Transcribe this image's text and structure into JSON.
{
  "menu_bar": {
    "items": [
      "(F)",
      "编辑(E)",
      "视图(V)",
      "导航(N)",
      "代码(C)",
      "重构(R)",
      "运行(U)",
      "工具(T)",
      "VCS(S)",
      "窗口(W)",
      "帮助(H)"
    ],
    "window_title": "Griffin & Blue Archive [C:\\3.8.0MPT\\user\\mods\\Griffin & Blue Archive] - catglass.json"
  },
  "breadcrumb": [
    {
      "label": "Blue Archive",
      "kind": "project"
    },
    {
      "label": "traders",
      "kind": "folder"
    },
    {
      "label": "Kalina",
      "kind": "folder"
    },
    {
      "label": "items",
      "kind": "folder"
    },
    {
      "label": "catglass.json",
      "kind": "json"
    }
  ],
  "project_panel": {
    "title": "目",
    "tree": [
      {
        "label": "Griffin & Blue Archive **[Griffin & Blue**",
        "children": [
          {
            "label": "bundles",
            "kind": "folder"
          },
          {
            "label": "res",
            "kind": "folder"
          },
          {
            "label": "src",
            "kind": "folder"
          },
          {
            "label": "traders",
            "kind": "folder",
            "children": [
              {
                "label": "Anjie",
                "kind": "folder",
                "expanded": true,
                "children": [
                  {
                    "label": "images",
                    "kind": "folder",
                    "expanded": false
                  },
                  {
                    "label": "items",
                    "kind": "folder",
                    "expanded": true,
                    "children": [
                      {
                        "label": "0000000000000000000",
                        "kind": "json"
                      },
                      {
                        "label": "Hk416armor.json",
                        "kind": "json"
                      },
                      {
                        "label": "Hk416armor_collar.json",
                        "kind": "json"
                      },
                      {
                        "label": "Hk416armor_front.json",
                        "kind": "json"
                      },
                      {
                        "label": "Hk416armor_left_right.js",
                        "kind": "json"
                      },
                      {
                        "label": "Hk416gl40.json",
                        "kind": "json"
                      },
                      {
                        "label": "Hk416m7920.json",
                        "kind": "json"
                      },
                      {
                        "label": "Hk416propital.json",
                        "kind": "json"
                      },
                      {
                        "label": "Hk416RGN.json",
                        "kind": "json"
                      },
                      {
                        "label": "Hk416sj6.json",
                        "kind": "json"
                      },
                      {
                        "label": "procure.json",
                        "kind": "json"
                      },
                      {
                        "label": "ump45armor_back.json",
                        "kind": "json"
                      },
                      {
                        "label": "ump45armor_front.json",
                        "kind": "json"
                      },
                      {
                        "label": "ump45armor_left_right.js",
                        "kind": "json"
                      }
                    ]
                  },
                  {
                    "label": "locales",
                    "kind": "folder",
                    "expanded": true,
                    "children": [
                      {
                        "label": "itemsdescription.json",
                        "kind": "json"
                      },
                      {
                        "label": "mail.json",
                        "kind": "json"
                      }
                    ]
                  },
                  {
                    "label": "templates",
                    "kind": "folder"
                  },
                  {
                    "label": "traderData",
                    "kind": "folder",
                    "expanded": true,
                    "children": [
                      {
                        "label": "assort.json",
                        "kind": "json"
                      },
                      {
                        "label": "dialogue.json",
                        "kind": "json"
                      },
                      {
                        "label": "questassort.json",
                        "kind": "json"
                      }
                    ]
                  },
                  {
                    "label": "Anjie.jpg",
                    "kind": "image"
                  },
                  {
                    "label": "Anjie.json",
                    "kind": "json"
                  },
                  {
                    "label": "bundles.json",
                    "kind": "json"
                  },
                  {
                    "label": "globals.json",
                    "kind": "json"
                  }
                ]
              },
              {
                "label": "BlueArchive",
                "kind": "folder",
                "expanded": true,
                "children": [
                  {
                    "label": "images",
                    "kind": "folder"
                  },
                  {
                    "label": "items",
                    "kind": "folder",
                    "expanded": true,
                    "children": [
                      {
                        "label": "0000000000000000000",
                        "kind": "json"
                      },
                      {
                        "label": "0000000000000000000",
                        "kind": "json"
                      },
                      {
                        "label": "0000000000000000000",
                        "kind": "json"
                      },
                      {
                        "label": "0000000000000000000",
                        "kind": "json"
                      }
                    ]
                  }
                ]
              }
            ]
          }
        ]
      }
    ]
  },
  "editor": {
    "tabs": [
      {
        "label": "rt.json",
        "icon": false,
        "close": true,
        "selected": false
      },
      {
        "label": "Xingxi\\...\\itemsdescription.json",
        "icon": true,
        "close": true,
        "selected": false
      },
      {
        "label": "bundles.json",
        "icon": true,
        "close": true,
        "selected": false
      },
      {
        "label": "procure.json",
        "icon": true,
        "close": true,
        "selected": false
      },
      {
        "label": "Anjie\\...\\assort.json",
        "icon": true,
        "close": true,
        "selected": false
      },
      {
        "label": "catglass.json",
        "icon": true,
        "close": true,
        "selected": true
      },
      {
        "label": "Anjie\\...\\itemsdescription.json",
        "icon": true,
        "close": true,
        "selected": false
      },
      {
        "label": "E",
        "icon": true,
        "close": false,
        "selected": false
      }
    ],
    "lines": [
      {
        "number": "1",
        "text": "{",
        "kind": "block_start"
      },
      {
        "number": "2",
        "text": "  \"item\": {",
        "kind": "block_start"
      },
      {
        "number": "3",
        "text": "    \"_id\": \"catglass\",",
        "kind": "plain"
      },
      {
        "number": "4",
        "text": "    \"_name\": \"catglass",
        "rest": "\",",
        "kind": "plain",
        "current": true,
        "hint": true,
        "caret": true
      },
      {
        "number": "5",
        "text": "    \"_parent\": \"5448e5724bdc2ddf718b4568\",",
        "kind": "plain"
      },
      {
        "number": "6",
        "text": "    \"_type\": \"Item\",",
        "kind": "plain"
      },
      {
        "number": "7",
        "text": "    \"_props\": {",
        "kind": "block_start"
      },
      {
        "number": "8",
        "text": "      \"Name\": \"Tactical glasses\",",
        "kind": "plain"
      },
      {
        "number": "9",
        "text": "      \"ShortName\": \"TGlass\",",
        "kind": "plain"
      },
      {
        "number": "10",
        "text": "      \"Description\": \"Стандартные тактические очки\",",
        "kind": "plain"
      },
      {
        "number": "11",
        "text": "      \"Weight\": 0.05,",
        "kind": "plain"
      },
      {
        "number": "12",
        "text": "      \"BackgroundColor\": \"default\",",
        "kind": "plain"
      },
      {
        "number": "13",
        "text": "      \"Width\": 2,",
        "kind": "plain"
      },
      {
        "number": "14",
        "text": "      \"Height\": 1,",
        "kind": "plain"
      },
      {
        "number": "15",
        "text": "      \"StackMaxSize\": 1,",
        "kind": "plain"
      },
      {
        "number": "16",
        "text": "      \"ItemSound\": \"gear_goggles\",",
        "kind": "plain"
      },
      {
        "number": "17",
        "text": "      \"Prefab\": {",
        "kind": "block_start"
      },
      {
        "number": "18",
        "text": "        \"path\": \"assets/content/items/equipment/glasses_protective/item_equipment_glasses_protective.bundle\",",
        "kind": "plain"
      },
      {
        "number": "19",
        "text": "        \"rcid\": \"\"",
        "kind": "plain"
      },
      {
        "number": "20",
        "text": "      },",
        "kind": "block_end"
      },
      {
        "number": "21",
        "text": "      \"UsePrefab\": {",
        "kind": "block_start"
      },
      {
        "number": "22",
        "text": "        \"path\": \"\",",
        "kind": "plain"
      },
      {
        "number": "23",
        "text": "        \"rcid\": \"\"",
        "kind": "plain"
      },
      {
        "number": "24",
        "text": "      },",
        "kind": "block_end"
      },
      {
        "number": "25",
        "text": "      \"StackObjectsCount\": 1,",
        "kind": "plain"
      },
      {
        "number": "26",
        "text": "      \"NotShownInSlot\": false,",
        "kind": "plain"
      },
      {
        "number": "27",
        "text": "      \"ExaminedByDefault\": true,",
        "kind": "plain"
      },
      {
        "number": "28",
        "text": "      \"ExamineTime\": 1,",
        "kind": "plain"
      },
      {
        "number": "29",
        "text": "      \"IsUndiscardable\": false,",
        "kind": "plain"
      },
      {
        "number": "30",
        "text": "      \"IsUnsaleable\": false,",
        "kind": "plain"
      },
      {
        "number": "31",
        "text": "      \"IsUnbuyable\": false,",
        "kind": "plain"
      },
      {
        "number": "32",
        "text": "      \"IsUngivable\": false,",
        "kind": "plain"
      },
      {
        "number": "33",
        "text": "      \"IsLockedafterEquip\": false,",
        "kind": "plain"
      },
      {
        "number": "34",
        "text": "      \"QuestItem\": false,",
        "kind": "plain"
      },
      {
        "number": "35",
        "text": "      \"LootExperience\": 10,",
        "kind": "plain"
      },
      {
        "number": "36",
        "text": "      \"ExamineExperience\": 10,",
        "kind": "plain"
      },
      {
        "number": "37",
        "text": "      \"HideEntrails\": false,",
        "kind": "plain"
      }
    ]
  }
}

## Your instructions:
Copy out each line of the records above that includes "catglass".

## Written solution:
    "window_title": "Griffin & Blue Archive [C:\\3.8.0MPT\\user\\mods\\Griffin & Blue Archive] - catglass.json"
      "label": "catglass.json",
        "label": "catglass.json",
        "text": "    \"_id\": \"catglass\",",
        "text": "    \"_name\": \"catglass",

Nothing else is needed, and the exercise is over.